• _ACTION ITEM_
Find the lines below holding the word "plane" and copy each of them.

Start of SUPPLIED INFORMATION

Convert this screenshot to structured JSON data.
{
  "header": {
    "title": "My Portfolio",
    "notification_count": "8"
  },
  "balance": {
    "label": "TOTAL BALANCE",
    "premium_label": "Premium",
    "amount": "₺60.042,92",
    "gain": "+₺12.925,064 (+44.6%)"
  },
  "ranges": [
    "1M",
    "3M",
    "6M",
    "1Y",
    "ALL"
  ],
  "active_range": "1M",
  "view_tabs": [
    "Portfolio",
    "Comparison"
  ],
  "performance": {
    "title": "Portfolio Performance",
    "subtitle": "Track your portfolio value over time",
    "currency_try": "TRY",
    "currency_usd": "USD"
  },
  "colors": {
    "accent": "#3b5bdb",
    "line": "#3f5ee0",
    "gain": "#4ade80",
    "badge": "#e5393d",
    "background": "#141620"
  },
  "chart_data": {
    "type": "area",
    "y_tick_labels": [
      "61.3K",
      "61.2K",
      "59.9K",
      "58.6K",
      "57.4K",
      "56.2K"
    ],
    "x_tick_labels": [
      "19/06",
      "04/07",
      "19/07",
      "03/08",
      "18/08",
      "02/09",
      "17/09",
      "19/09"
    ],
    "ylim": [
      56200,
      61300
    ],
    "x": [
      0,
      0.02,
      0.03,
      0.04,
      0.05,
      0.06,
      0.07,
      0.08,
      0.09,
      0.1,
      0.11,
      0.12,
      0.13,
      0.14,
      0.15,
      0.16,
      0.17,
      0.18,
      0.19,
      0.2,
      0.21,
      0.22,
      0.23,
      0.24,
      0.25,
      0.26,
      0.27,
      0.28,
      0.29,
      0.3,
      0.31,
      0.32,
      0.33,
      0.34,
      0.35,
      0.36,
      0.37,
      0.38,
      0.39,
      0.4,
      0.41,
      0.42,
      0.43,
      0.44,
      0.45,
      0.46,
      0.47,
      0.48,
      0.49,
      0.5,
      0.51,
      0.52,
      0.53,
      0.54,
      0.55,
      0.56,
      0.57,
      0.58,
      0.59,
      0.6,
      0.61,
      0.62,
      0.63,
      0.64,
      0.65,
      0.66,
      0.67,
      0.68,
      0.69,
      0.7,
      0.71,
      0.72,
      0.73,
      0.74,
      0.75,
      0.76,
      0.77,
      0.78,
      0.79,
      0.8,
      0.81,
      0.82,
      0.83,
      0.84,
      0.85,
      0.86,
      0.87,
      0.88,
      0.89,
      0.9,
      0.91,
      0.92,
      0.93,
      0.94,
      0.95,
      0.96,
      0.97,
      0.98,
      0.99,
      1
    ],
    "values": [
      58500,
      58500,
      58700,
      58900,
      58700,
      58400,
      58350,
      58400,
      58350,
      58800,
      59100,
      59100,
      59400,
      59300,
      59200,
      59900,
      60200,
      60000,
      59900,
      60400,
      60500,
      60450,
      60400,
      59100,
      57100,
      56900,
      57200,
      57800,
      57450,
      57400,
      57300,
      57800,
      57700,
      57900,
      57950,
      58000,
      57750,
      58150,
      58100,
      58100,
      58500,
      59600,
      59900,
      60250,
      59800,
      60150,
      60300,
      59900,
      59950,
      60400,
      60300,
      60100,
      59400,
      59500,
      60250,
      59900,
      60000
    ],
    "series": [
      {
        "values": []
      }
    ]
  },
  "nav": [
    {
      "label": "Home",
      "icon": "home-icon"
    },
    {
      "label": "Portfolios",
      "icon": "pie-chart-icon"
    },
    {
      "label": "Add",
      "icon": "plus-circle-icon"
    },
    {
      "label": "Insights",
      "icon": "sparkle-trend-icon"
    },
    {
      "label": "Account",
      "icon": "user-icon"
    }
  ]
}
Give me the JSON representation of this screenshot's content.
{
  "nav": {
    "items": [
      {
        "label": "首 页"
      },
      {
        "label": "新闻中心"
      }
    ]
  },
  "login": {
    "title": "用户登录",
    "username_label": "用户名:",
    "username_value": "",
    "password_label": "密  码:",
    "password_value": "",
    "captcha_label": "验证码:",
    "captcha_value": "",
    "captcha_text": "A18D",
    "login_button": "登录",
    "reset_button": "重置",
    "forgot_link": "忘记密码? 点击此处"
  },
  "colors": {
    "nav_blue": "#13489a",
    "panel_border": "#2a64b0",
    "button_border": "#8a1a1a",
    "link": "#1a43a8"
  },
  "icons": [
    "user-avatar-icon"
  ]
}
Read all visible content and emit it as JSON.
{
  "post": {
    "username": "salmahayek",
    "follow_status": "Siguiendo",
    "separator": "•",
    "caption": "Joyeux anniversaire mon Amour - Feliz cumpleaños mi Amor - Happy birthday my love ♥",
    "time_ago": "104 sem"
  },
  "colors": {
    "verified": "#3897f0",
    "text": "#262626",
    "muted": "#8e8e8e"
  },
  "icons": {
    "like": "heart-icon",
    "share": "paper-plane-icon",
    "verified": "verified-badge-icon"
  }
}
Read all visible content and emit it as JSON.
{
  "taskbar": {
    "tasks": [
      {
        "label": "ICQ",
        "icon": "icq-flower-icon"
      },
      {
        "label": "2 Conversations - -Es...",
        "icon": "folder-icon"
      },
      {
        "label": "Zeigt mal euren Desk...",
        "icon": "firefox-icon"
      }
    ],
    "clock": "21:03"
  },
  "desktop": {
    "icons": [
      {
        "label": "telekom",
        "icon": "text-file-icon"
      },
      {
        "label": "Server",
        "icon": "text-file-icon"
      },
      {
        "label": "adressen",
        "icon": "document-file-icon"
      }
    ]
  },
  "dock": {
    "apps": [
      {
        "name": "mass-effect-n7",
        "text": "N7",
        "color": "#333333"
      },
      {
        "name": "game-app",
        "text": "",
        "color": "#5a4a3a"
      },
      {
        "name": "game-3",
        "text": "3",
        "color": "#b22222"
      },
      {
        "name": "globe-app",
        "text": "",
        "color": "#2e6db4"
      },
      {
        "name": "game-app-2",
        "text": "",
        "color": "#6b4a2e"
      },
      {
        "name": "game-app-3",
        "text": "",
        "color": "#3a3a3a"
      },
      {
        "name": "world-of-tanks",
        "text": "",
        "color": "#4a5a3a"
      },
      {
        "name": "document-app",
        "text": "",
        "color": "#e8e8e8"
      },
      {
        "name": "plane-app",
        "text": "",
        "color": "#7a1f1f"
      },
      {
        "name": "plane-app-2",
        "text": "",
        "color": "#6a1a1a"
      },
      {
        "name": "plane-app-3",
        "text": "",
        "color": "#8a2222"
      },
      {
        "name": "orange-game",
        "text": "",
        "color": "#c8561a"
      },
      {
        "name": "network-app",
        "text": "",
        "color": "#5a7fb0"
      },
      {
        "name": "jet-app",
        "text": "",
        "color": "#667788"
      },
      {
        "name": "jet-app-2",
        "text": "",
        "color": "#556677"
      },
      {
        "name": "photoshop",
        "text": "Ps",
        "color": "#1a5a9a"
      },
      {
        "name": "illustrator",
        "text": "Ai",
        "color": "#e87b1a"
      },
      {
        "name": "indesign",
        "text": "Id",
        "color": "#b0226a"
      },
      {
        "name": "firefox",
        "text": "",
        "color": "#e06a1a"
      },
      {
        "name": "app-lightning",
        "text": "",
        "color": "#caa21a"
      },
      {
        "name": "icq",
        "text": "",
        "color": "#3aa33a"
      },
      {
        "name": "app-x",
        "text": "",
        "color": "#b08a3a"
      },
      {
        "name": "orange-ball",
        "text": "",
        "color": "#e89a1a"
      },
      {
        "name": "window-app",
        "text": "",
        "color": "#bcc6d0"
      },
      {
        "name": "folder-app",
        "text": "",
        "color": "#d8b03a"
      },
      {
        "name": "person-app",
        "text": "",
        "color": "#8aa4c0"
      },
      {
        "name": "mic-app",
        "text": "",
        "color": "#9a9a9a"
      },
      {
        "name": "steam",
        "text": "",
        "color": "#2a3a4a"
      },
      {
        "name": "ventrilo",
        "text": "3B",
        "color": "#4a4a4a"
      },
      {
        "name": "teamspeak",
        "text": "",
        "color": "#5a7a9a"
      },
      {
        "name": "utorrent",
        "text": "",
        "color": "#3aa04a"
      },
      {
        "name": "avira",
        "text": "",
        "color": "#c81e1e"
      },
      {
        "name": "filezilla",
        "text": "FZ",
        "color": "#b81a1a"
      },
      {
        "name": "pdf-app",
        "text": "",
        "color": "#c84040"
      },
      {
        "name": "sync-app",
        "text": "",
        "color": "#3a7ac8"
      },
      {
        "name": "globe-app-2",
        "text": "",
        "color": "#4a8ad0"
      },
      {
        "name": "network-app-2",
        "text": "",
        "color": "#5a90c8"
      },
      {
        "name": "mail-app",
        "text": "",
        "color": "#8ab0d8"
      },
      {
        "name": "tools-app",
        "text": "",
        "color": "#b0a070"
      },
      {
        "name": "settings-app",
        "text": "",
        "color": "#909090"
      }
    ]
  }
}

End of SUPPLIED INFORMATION

• _EXPECTED ANSWER_
    "share": "paper-plane-icon",
        "name": "plane-app",
        "name": "plane-app-2",
        "name": "plane-app-3",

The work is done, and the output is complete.